‘The German institution founded by the Nazi Ministry of Propaganda 1933-45, which supervised and censured all cultural fields. It was divided into 7 Kammern (chambers), including Reichskammer der bildenden Künste [fine arts], Reichsfilmkammer, Reichsmusikkammer, Reichsschriftumskammer and Reichs theaterkammer. All persons creative in these fields had to belong to one of these Kammern.’ (IBD, p. 1305)
‘The focal point of [control] was the Reichskulturkammer (Reichs Chamber of Culture), established in 1933 under the wing of Dr Josef Goebbels’ Ministry of Propaganda and Popular Enlightenment….
‘Along with the press, radio, theater, motion pictures, music, and literature the arts were organized into a Kunstkammer (Chamber of Art). Not only were there divisions for painting, sculpture, and architecture, but interior decoration, landscape gardening, the arts and crafts, the graphic arts, art and antique dealers, art publishers, and every sort of professional organization were provided for. There was a slot for everybody and everybody had to belong if he wanted to exhibit, buy materials, join a professional group, receive commissions – in short if he wanted to go on making a living. The so-called racially inferior and the politically unreliable were excluded. Some of them were sent the dreaded ‘Arbeitsverbot’, explicit orders to stop working altogether at their art, even in the privacy of their own homes.’ ( , Art under a dictatorship, New York: Oxford UP, 1954, p. 68)
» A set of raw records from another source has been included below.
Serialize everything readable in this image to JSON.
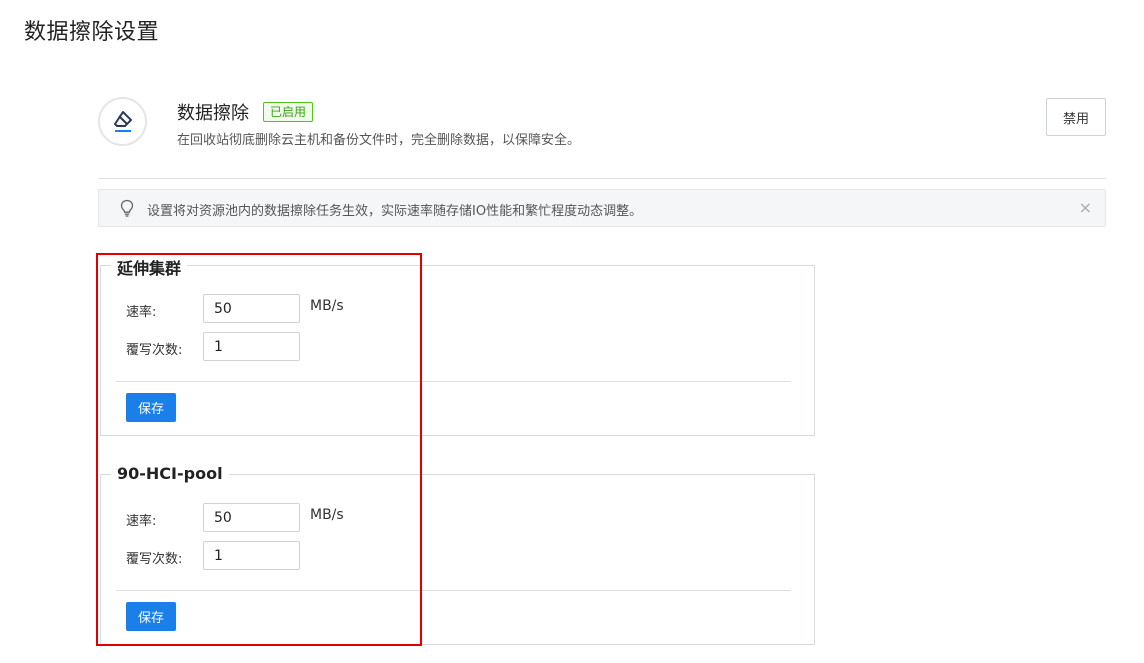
{
  "page": {
    "title": "数据擦除设置"
  },
  "feature": {
    "name": "数据擦除",
    "status": "已启用",
    "description": "在回收站彻底删除云主机和备份文件时，完全删除数据，以保障安全。",
    "disable_label": "禁用",
    "icon": "eraser-icon"
  },
  "notice": {
    "text": "设置将对资源池内的数据擦除任务生效，实际速率随存储IO性能和繁忙程度动态调整。",
    "icon": "lightbulb-icon",
    "close_label": "×"
  },
  "clusters": [
    {
      "name": "延伸集群",
      "rate_label": "速率:",
      "rate_value": "50",
      "rate_unit": "MB/s",
      "overwrite_label": "覆写次数:",
      "overwrite_value": "1",
      "save_label": "保存"
    },
    {
      "name": "90-HCI-pool",
      "rate_label": "速率:",
      "rate_value": "50",
      "rate_unit": "MB/s",
      "overwrite_label": "覆写次数:",
      "overwrite_value": "1",
      "save_label": "保存"
    }
  ],
  "colors": {
    "primary": "#1a7fe8",
    "status_green": "#52c41a",
    "highlight_red": "#e00000"
  }
}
See also ‘The National Chamber of Culture (Reichskulturkammer) (1937)’, Chapter 4 in and (eds.), The Nazification of Art, Winchester (UK): Winchester Press, 1990.,